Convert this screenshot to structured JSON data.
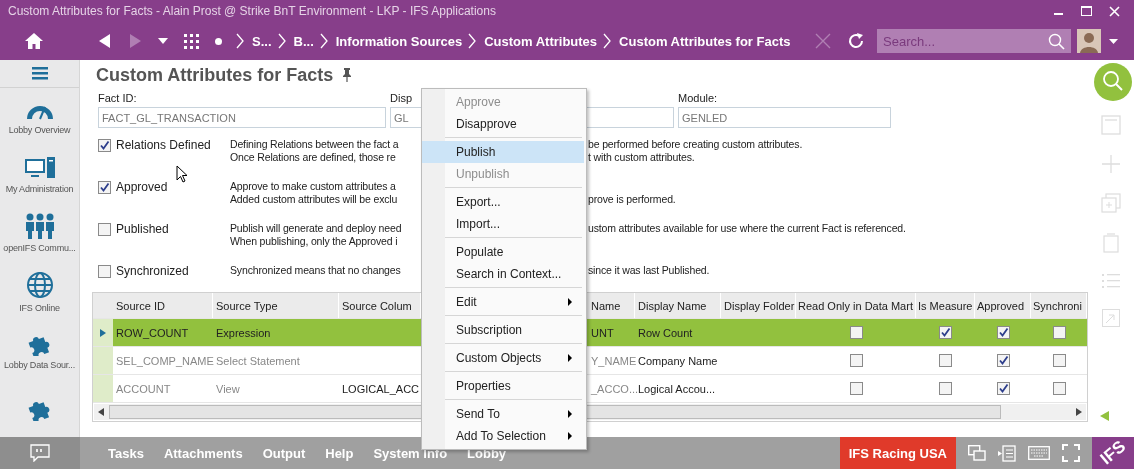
{
  "window": {
    "title": "Custom Attributes for Facts - Alain Prost @ Strike BnT Environment - LKP - IFS Applications"
  },
  "nav": {
    "forward_disabled": true,
    "breadcrumbs": [
      "S...",
      "B...",
      "Information Sources",
      "Custom Attributes",
      "Custom Attributes for Facts"
    ],
    "search": {
      "placeholder": "Search..."
    }
  },
  "sidebar": {
    "items": [
      {
        "label": "Lobby Overview"
      },
      {
        "label": "My Administration"
      },
      {
        "label": "openIFS Commu..."
      },
      {
        "label": "IFS Online"
      },
      {
        "label": "Lobby Data Sour..."
      }
    ]
  },
  "page": {
    "title": "Custom Attributes for Facts",
    "fields": [
      {
        "label": "Fact ID:",
        "value": "FACT_GL_TRANSACTION"
      },
      {
        "label": "Disp",
        "value": "GL"
      },
      {
        "label": "Module:",
        "value": "GENLED"
      }
    ],
    "flags": [
      {
        "label": "Relations Defined",
        "checked": true,
        "lines": [
          {
            "left": "Defining Relations between the fact a",
            "right": "be performed before creating custom attributes."
          },
          {
            "left": "Once Relations are defined, those re",
            "right": "t with custom attributes."
          }
        ]
      },
      {
        "label": "Approved",
        "checked": true,
        "lines": [
          {
            "left": "Approve to make custom attributes a"
          },
          {
            "left": "Added custom attributes will be exclu",
            "right": "prove is performed."
          }
        ]
      },
      {
        "label": "Published",
        "checked": false,
        "lines": [
          {
            "left": "Publish will generate and deploy need",
            "right": "ustom attributes available for use where the current Fact is referenced."
          },
          {
            "left": "When publishing, only the Approved i"
          }
        ]
      },
      {
        "label": "Synchronized",
        "checked": false,
        "lines": [
          {
            "left": "Synchronized means that no changes",
            "right": "since it was last Published."
          }
        ]
      }
    ]
  },
  "table": {
    "columns": [
      "Source ID",
      "Source Type",
      "Source Colum",
      "Name",
      "Display Name",
      "Display Folder",
      "Read Only in Data Mart",
      "Is Measure",
      "Approved",
      "Synchroni"
    ],
    "rows": [
      {
        "selected": true,
        "source_id": "ROW_COUNT",
        "source_type": "Expression",
        "name": "UNT",
        "display_name": "Row Count",
        "read_only": false,
        "is_measure": true,
        "approved": true,
        "synchronized": false
      },
      {
        "selected": false,
        "source_id": "SEL_COMP_NAME",
        "source_type": "Select Statement",
        "name": "Y_NAME",
        "display_name": "Company Name",
        "read_only": false,
        "is_measure": false,
        "approved": true,
        "synchronized": false
      },
      {
        "selected": false,
        "source_id": "ACCOUNT",
        "source_type": "View",
        "source_column": "LOGICAL_ACC",
        "name": "_ACCO...",
        "display_name": "Logical Accou...",
        "read_only": false,
        "is_measure": false,
        "approved": true,
        "synchronized": false
      }
    ]
  },
  "context_menu": {
    "items": [
      {
        "kind": "item",
        "label": "Approve",
        "disabled": true,
        "selected": false
      },
      {
        "kind": "item",
        "label": "Disapprove",
        "disabled": false,
        "selected": false
      },
      {
        "kind": "separator"
      },
      {
        "kind": "item",
        "label": "Publish",
        "disabled": false,
        "selected": true
      },
      {
        "kind": "item",
        "label": "Unpublish",
        "disabled": true,
        "selected": false
      },
      {
        "kind": "separator"
      },
      {
        "kind": "item",
        "label": "Export...",
        "disabled": false,
        "selected": false
      },
      {
        "kind": "item",
        "label": "Import...",
        "disabled": false,
        "selected": false
      },
      {
        "kind": "separator"
      },
      {
        "kind": "item",
        "label": "Populate",
        "disabled": false,
        "selected": false
      },
      {
        "kind": "item",
        "label": "Search in Context...",
        "disabled": false,
        "selected": false
      },
      {
        "kind": "separator"
      },
      {
        "kind": "item",
        "label": "Edit",
        "disabled": false,
        "selected": false,
        "submenu": true
      },
      {
        "kind": "separator"
      },
      {
        "kind": "item",
        "label": "Subscription",
        "disabled": false,
        "selected": false
      },
      {
        "kind": "separator"
      },
      {
        "kind": "item",
        "label": "Custom Objects",
        "disabled": false,
        "selected": false,
        "submenu": true
      },
      {
        "kind": "separator"
      },
      {
        "kind": "item",
        "label": "Properties",
        "disabled": false,
        "selected": false
      },
      {
        "kind": "separator"
      },
      {
        "kind": "item",
        "label": "Send To",
        "disabled": false,
        "selected": false,
        "submenu": true
      },
      {
        "kind": "item",
        "label": "Add To Selection",
        "disabled": false,
        "selected": false,
        "submenu": true
      }
    ]
  },
  "bottom_bar": {
    "tabs": [
      "Tasks",
      "Attachments",
      "Output",
      "Help",
      "System Info",
      "Lobby"
    ],
    "company": "IFS Racing USA",
    "logo": "IFS"
  }
}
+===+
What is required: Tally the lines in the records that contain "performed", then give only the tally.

Solution to this task: 2